The selection of finds from many seasons of excavation includes: the bones of animals eaten as food, and in some cases given as offerings, architectural features adorning some of the city’s buildings, and various implements used in daily life and rituals such as projectile tips and knives. Other items include grinding stones, great pots for grain and water storage, smaller pots and patojos (foot shaped receptacles) with signs of use in the preparation of food as well as tools used for preparing ixtle fiber. Visitors can also see musical instruments, green stone and shell ornaments and human remains found in burials.

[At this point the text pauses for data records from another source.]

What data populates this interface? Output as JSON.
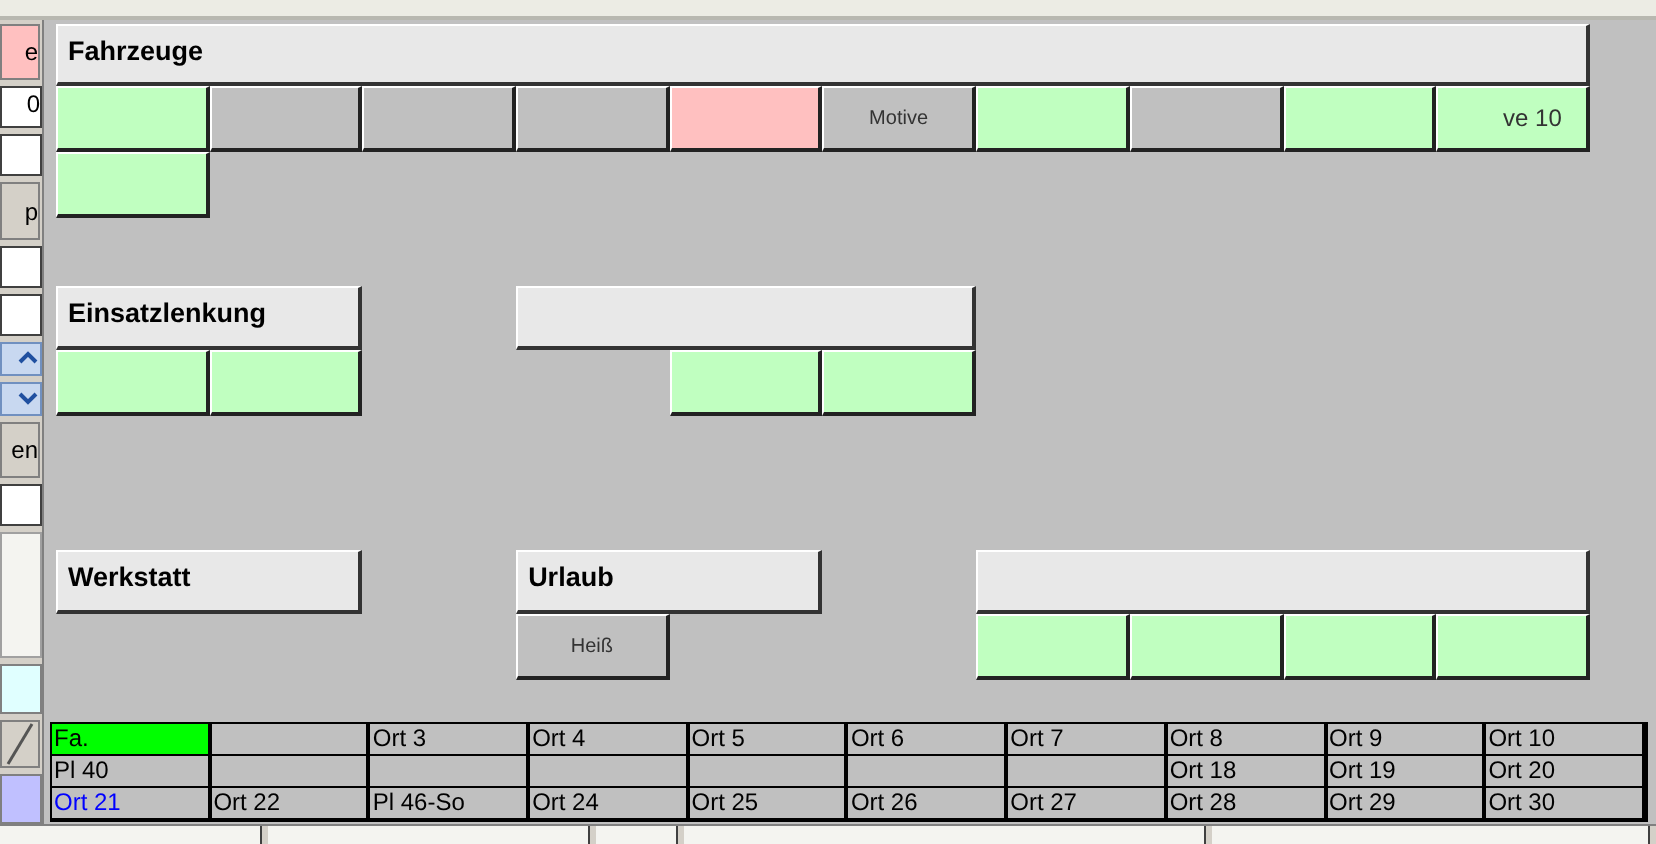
{
  "left_strip": [
    {
      "kind": "button",
      "text": "e",
      "color": "#ffc0c0"
    },
    {
      "kind": "field",
      "text": "0"
    },
    {
      "kind": "field"
    },
    {
      "kind": "button",
      "text": "p"
    },
    {
      "kind": "field"
    },
    {
      "kind": "field"
    },
    {
      "kind": "spin-up"
    },
    {
      "kind": "spin-down"
    },
    {
      "kind": "button",
      "text": "en"
    },
    {
      "kind": "field"
    },
    {
      "kind": "list"
    },
    {
      "kind": "box",
      "color": "#e0ffff"
    },
    {
      "kind": "line-button"
    },
    {
      "kind": "box",
      "color": "#c0c0ff"
    }
  ],
  "panels": [
    {
      "title": "Fahrzeuge",
      "buttons": [
        {
          "color": "#c0ffc0"
        },
        {
          "color": "#c0c0c0"
        },
        {
          "color": "#c0c0c0"
        },
        {
          "color": "#c0c0c0"
        },
        {
          "color": "#ffc0c0"
        },
        {
          "label": "Motive",
          "color": "#c0c0c0"
        },
        {
          "color": "#c0ffc0"
        },
        {
          "color": "#c0c0c0"
        },
        {
          "color": "#c0ffc0"
        },
        {
          "label": "ve 10",
          "color": "#c0ffc0"
        },
        {
          "color": "#c0ffc0"
        }
      ]
    },
    {
      "title": "Einsatzlenkung",
      "buttons": [
        {
          "color": "#c0ffc0"
        },
        {
          "color": "#c0ffc0"
        }
      ]
    },
    {
      "buttons": [
        {
          "color": "#c0ffc0"
        },
        {
          "color": "#c0ffc0"
        }
      ]
    },
    {
      "title": "Werkstatt"
    },
    {
      "title": "Urlaub",
      "buttons": [
        {
          "label": "Heiß",
          "color": "#c0c0c0"
        }
      ]
    },
    {
      "buttons": [
        {
          "color": "#c0ffc0"
        },
        {
          "color": "#c0ffc0"
        },
        {
          "color": "#c0ffc0"
        },
        {
          "color": "#c0ffc0"
        }
      ]
    }
  ],
  "locations": [
    [
      {
        "text": "Fa.",
        "highlight": true
      },
      {
        "highlight": false
      },
      {
        "text": "Ort 3",
        "highlight": false
      },
      {
        "text": "Ort 4",
        "highlight": false
      },
      {
        "text": "Ort 5",
        "highlight": false
      },
      {
        "text": "Ort 6",
        "highlight": false
      },
      {
        "text": "Ort 7",
        "highlight": false
      },
      {
        "text": "Ort 8",
        "highlight": false
      },
      {
        "text": "Ort 9",
        "highlight": false
      },
      {
        "text": "Ort 10",
        "highlight": false
      }
    ],
    [
      {
        "text": "Pl 40",
        "highlight": false
      },
      {
        "highlight": false
      },
      {
        "highlight": false
      },
      {
        "highlight": false
      },
      {
        "highlight": false
      },
      {
        "highlight": false
      },
      {
        "highlight": false
      },
      {
        "text": "Ort 18",
        "highlight": false
      },
      {
        "text": "Ort 19",
        "highlight": false
      },
      {
        "text": "Ort 20",
        "highlight": false
      }
    ],
    [
      {
        "text": "Ort 21",
        "highlight": false,
        "color": "#0000ff"
      },
      {
        "text": "Ort 22",
        "highlight": false
      },
      {
        "text": "Pl 46-So",
        "highlight": false
      },
      {
        "text": "Ort 24",
        "highlight": false
      },
      {
        "text": "Ort 25",
        "highlight": false
      },
      {
        "text": "Ort 26",
        "highlight": false
      },
      {
        "text": "Ort 27",
        "highlight": false
      },
      {
        "text": "Ort 28",
        "highlight": false
      },
      {
        "text": "Ort 29",
        "highlight": false
      },
      {
        "text": "Ort 30",
        "highlight": false
      }
    ]
  ]
}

A space was set aside for a site museum when the archeological site opened to the public in 1994, but there were no finds yet to display. The existence of a collection of objects taken from the Cantona site and kept in the town of Tepeyahualco was known about. It was in the keeping of the family of Juventino Limón, who many years previous to the arrival of INAH had carried out his own excavations of the site. The result was a “collection” which he displayed in the living room of his house, despite the fact it had never been properly inventoried by INAH. The archeological project decided not to ask for this collection and to leave the building of the museum until later on.
Each year since the opening of the site, the archeological project with its team of specialists directed by Ángel García Cook has continued to work seasons on site and over time it has rescued an immense number of pieces made from different materials, including ceramics, stone, obsidian and the remains of bone.
As a result the need for a museum at the archeological site was discussed again in 2002, and at the same time it was determined that Cantona required the basic infrastructure to run the site properly, such as a road, electrical power, water, site security, a discrete area for the services unit and a materials store. The ultimate objective was to build a site museum.
The architectural plan consists of two single-story buildings separated by a corridor, one for the exhibition galleries and the other for the administrative offices.
C.P. 73990, Tepeyahualco, Puebla, México.
Coming from the city of Puebla or from Xalapa, take the 140D Amozoc-Perote road and, at the Cantona toll, join a secondary road for 4 km to reach the archeological site (it is approximately 90 km or one hour 15 minutes from both cities).
045 276 111 6758